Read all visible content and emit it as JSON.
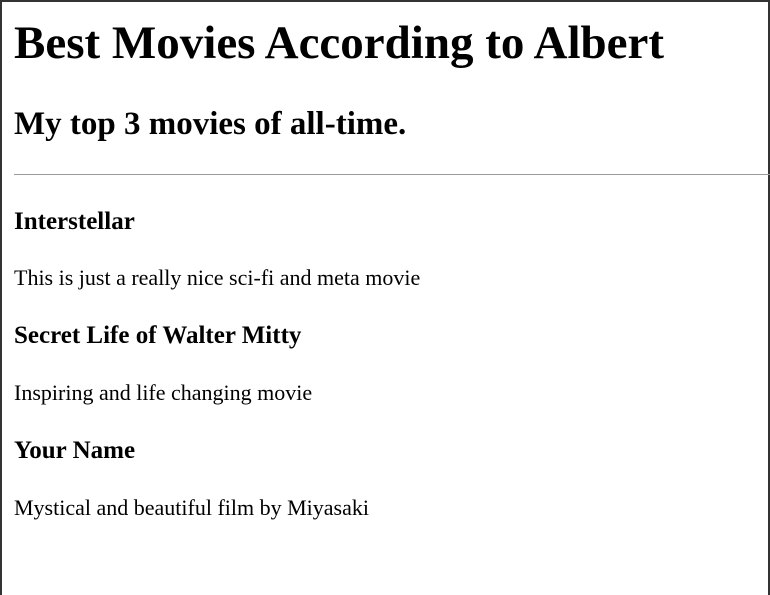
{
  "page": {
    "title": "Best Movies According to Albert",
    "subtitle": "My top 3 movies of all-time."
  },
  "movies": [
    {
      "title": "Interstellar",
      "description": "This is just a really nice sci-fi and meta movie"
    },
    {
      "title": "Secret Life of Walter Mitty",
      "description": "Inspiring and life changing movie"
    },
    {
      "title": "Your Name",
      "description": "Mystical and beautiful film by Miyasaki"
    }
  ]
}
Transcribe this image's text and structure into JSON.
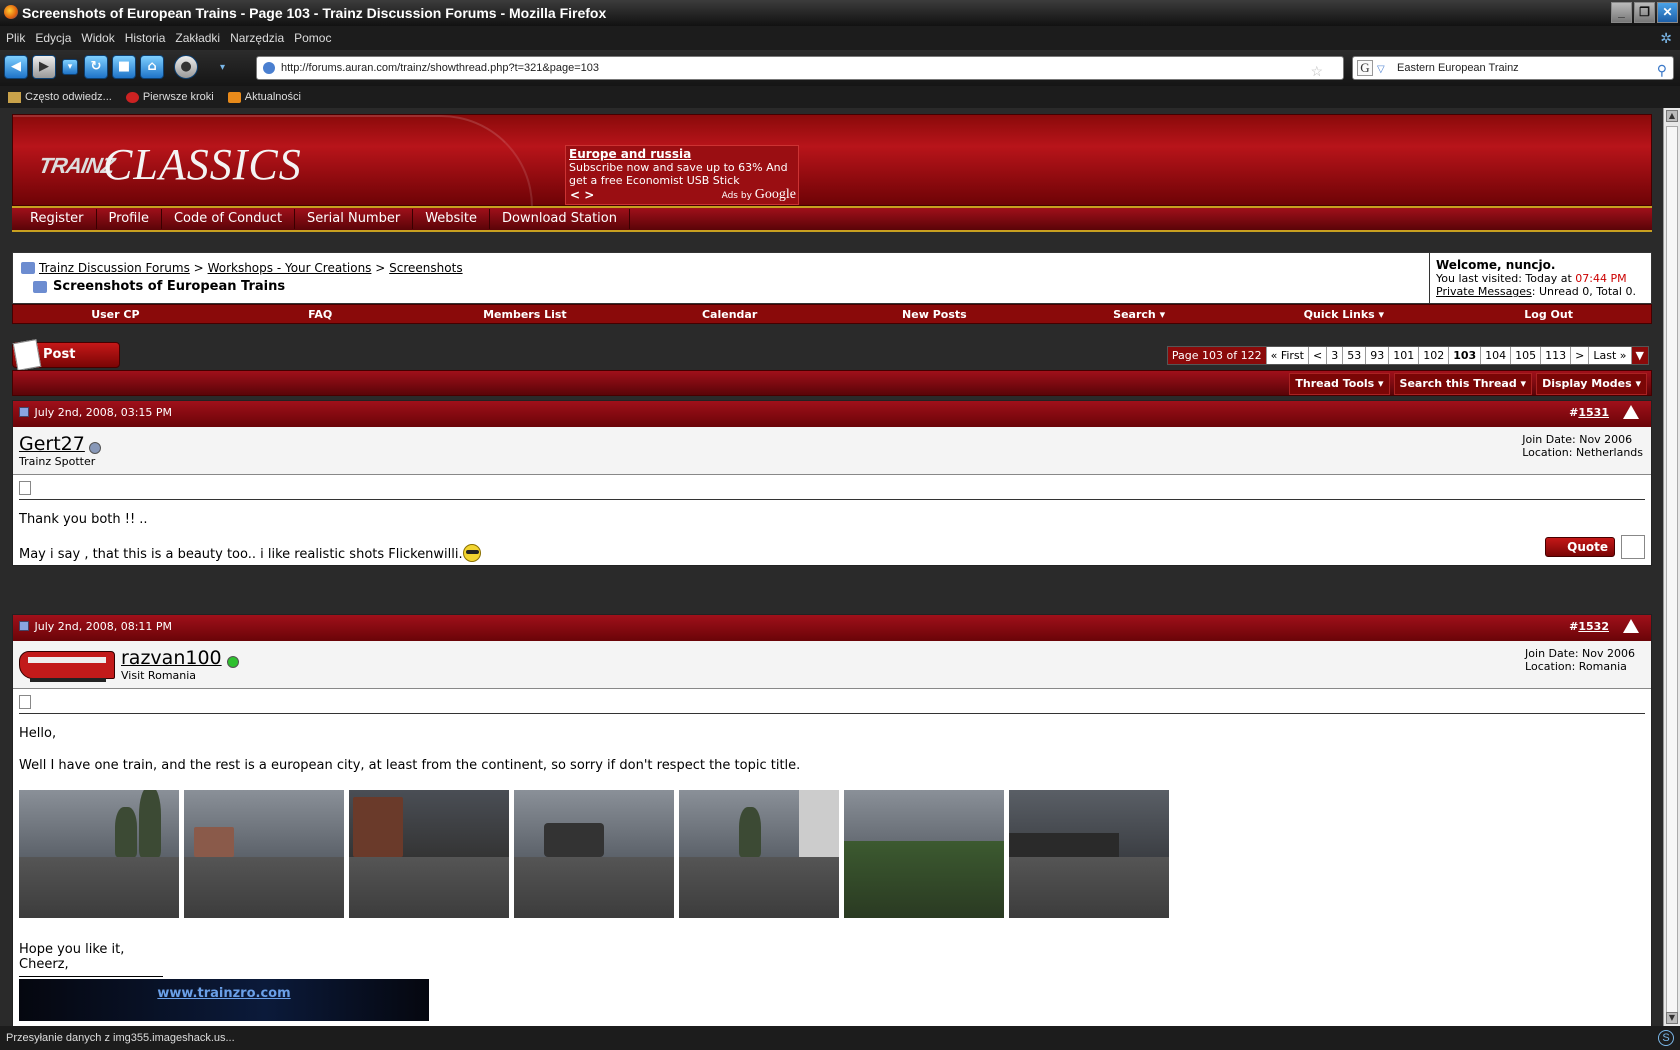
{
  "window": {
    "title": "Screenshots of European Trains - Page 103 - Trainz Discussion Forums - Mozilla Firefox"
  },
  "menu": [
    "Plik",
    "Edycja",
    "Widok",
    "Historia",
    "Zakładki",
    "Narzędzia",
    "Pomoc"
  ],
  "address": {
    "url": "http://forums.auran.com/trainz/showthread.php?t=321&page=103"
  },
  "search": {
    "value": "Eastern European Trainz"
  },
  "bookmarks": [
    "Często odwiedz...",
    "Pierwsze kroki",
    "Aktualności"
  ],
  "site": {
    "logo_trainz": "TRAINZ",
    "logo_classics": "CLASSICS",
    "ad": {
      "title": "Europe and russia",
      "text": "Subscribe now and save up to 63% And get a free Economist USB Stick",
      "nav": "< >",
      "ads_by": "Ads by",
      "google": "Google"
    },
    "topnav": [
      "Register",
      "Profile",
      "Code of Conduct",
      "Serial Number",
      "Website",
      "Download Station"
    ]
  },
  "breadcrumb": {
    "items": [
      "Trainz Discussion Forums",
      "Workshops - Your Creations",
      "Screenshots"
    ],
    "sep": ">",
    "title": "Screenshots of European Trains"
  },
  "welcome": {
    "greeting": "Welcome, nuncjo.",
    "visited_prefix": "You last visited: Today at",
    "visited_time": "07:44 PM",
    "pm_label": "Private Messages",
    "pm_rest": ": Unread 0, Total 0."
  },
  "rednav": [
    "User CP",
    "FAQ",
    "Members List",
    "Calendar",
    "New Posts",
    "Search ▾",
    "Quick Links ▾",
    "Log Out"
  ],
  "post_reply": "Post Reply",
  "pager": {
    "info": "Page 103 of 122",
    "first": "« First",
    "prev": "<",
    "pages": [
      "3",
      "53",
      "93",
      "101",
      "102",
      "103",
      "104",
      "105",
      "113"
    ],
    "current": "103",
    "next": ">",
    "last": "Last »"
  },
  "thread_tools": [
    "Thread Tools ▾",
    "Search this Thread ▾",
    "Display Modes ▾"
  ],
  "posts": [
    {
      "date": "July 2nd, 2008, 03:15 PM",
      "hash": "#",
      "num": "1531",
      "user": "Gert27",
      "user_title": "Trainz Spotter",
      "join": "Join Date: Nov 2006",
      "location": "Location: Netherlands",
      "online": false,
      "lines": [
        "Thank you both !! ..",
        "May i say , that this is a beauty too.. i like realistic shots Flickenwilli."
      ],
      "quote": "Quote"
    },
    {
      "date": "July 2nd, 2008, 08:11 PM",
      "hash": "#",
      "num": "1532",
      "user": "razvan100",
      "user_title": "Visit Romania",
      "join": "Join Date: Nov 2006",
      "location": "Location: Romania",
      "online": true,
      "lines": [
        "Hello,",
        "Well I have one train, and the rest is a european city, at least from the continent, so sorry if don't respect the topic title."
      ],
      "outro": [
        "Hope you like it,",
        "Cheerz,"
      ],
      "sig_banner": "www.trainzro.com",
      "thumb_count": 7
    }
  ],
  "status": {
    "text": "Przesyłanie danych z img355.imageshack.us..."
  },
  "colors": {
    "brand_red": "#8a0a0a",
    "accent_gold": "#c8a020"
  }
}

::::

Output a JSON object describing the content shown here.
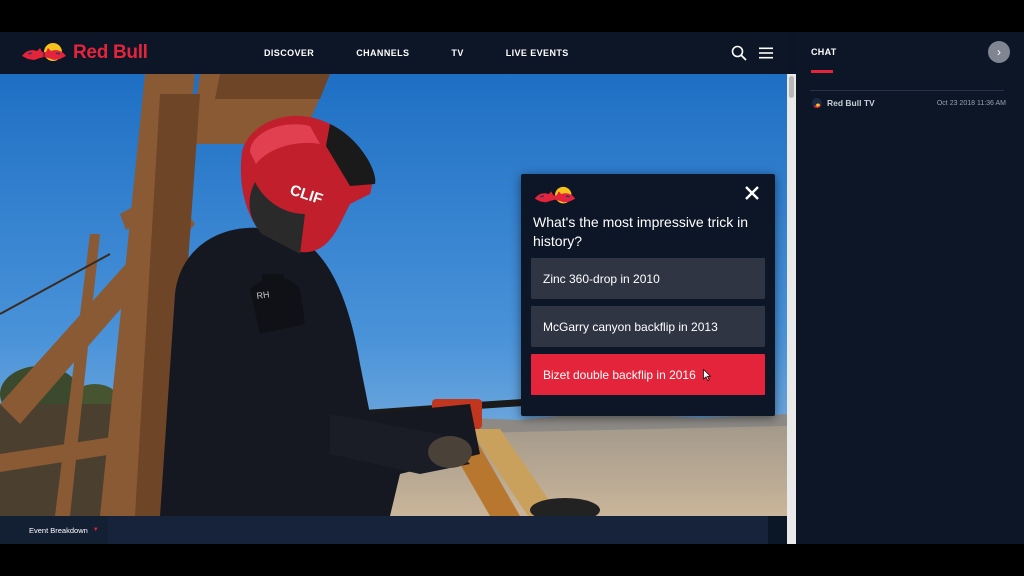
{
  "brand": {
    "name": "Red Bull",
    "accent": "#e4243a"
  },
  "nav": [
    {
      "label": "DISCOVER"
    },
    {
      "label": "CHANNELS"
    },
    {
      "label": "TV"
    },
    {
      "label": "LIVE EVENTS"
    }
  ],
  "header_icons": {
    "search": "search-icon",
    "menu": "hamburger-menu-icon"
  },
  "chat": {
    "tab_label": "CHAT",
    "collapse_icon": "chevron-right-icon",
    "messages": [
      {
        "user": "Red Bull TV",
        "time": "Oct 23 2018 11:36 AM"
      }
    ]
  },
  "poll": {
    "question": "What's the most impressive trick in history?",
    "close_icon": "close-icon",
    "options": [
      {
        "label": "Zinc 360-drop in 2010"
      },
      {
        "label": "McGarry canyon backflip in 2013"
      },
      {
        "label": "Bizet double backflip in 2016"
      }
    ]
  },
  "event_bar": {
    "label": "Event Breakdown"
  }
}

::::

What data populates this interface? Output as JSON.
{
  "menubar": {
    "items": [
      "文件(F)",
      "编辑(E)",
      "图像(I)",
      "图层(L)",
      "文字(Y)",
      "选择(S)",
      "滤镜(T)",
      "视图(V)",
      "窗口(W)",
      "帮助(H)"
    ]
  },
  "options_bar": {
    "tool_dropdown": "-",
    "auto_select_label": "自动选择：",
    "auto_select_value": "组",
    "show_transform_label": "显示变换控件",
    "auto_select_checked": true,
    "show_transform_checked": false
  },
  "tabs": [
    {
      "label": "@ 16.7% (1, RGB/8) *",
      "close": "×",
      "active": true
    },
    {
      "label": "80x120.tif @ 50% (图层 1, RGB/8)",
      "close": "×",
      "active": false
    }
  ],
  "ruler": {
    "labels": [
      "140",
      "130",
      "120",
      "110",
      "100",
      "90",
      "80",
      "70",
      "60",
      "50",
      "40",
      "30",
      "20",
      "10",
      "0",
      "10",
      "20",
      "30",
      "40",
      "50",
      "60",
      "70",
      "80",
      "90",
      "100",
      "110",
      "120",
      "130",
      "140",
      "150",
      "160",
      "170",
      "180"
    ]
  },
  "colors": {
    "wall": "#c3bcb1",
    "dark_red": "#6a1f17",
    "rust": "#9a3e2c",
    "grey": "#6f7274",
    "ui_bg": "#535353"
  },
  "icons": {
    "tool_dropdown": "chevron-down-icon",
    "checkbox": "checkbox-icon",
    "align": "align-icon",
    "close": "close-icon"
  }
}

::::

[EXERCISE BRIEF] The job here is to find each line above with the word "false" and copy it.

[RESPONSE]
      "online": false,
    "show_transform_checked": false
      "active": false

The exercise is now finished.